— ASSIGNMENT —
In the data below, find the lines containing "subtitle" and say how many there are, nothing more.

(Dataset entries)
--------------------
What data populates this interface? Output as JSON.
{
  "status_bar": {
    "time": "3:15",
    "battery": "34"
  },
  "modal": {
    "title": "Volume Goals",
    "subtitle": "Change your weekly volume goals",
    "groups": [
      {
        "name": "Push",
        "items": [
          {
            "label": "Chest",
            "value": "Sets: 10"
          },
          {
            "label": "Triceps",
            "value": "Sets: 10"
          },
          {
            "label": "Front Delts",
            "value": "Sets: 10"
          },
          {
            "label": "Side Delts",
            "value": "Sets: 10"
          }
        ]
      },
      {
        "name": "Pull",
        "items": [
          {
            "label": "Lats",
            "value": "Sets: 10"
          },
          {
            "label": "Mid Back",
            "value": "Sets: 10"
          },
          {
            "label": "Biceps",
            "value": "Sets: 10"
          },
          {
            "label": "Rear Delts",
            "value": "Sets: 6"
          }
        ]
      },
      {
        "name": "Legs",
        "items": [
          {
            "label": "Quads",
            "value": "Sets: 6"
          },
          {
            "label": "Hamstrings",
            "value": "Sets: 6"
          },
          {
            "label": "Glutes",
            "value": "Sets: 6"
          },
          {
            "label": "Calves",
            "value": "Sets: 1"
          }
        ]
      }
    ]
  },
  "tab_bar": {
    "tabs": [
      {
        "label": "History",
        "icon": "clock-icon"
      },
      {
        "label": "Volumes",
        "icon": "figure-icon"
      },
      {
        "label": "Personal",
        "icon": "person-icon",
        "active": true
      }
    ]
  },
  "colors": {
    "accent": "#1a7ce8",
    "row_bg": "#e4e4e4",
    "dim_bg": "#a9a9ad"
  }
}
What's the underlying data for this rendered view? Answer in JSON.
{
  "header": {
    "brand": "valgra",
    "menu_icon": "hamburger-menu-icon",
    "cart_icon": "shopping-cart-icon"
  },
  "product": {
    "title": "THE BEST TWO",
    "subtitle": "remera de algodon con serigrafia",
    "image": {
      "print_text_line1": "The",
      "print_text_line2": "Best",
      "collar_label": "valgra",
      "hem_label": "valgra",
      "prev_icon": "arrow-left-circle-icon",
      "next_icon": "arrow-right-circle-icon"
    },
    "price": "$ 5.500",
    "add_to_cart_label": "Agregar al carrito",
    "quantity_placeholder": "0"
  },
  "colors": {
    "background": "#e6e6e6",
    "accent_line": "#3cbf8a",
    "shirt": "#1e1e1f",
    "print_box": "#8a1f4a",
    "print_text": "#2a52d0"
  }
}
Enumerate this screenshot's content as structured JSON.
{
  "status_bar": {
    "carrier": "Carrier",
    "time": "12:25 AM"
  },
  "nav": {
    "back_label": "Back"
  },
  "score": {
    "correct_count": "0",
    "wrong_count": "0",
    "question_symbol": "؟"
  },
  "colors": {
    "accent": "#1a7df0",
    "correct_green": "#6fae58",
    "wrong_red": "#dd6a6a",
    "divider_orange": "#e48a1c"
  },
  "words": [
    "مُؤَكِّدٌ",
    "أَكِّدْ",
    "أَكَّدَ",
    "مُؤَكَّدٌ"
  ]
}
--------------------
— PROBLEM SOLUTION —
2